One of the major "menus" I redesigned was the Journal.
Click the image to see what I changed.

Minigame Redesigns

Click the image to see one of the many usability issues I solved.

While I made minor improvements to all of the minigames, there were two that I felt had to be redesigned completely (based on playtests).

A screenshot of the old Explore minigame on the left, with the redesigned version I made on the right.
In the old version, the camera / location never moves, leaving the player stuck in this tiny space.
In the redesigned version, the camera is constantly scrolling, adding more movement and excitement.

While playtesters all named different minigames as their favorite, one game was NEVER picked as a favorite: Explore. This game tested the player's ability to multitask: with one hand the player must follow a character who is walking on a curvy path; with the other hand the player must tap on oil patches that sprout up randomly. I changed the premise completely: the game became an endless runner, where the player must trace their finger around a twisty path, outrunning a rushing torrent of water. To make things worse, bats would fly in and attack the player if they were not tapped quickly enough. The fact that the player actually controlled the character (instead of just following their preset path), combined with the dangerous premise, resulted in a more fast-paced and exciting game. And, most importantly, I kept the core cognitive measurement (multitasking) intact.
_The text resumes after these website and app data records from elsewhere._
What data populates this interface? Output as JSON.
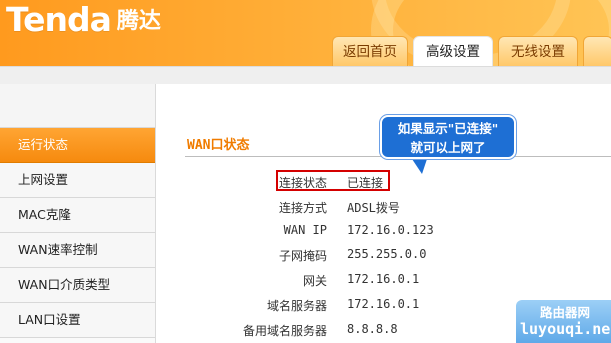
{
  "brand": {
    "logo_en": "Tenda",
    "logo_cn": "腾达"
  },
  "tabs": [
    {
      "label": "返回首页",
      "active": false
    },
    {
      "label": "高级设置",
      "active": true
    },
    {
      "label": "无线设置",
      "active": false
    },
    {
      "label": "",
      "active": false
    }
  ],
  "sidebar": {
    "items": [
      {
        "label": "运行状态",
        "active": true
      },
      {
        "label": "上网设置",
        "active": false
      },
      {
        "label": "MAC克隆",
        "active": false
      },
      {
        "label": "WAN速率控制",
        "active": false
      },
      {
        "label": "WAN口介质类型",
        "active": false
      },
      {
        "label": "LAN口设置",
        "active": false
      }
    ]
  },
  "main": {
    "section_title": "WAN口状态",
    "rows": [
      {
        "label": "连接状态",
        "value": "已连接"
      },
      {
        "label": "连接方式",
        "value": "ADSL拨号"
      },
      {
        "label": "WAN IP",
        "value": "172.16.0.123"
      },
      {
        "label": "子网掩码",
        "value": "255.255.0.0"
      },
      {
        "label": "网关",
        "value": "172.16.0.1"
      },
      {
        "label": "域名服务器",
        "value": "172.16.0.1"
      },
      {
        "label": "备用域名服务器",
        "value": "8.8.8.8"
      }
    ]
  },
  "callout": {
    "line1": "如果显示\"已连接\"",
    "line2": "就可以上网了"
  },
  "watermark": {
    "cn": "路由器网",
    "en": "luyouqi.net"
  },
  "colors": {
    "accent_orange": "#f68a0e",
    "status_red": "#d40000",
    "callout_blue": "#1e6fd4"
  }
}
Click the image to see how the Study minigame was remade.

Another minigame, Study, lacked enough challenge to be fun. I redesigned this game to give it more puzzle elements; in the redesigned version, the player must project fragments of light that combine to form a specific symbol.

  • July 2015 - October 2016
  • Designer
  • Made in Unity3D
  • Windows Tablet / PC


Like Treasure of Bell Island, Reset is a collection of minigames which measure the player's cognitive functions. However, Reset is more measurement-focused than fun-focused, and most of the minigames are closer to actual tests than games.

My Tasks

Overall, the changes I made to Reset were much more limited in scope than Treasure of Bell Island. Because the assessments in Reset mirror actual cognitive tests, I was limited in what I could change to avoid contaminating the test results.

Nonetheless, for select assessments, I made whatever design changes I thought were necessary (while keeping the core tests intact). I redesigned UI elements, added more gamelike features and feedback, and improved playability by trimming down the least interesting parts of the assessments. I also redesigned the menus, adding more features to improve usability while expanding how these assessments could be used clinically.

Health in Motion
  • July 2015 - November 2016
  • Designer
  • Made in Unity3D
  • Windows Tablet / PC


Health in Motion is an exercise game that is targeted towards seniors. This game is all about preventing falls: the game starts with a test of falls risk, and the exercises are geared towards balance and footwork. In each exercise, a demonstrator shows off the exercise, and the user follows along on their own. The user can create their own custom routine of exercises.

My Tasks

My main task for this project was covering every design aspect of porting this game from Kinect to touchscreen tablet. This involved multiple rewrites to every line of text (for example, adding directions of what to tap for each exercise). In the process, many lines of text were removed or shortened to reduce waiting time for the user.

A table I designed as part of the "Record a Fall" feature.
To avoid clutter, the table only lists the 3 most essential details of a fall.
To see more about the fall, the user clicks the "Details" button.

I designed new features for this game, such as the "Record a Fall" menu, where the user can fill in a questionnaire to log any time they've had a fall. I also redesigned several UI elements and menus to improve usability and communication of info, something which is especially important for an older audience.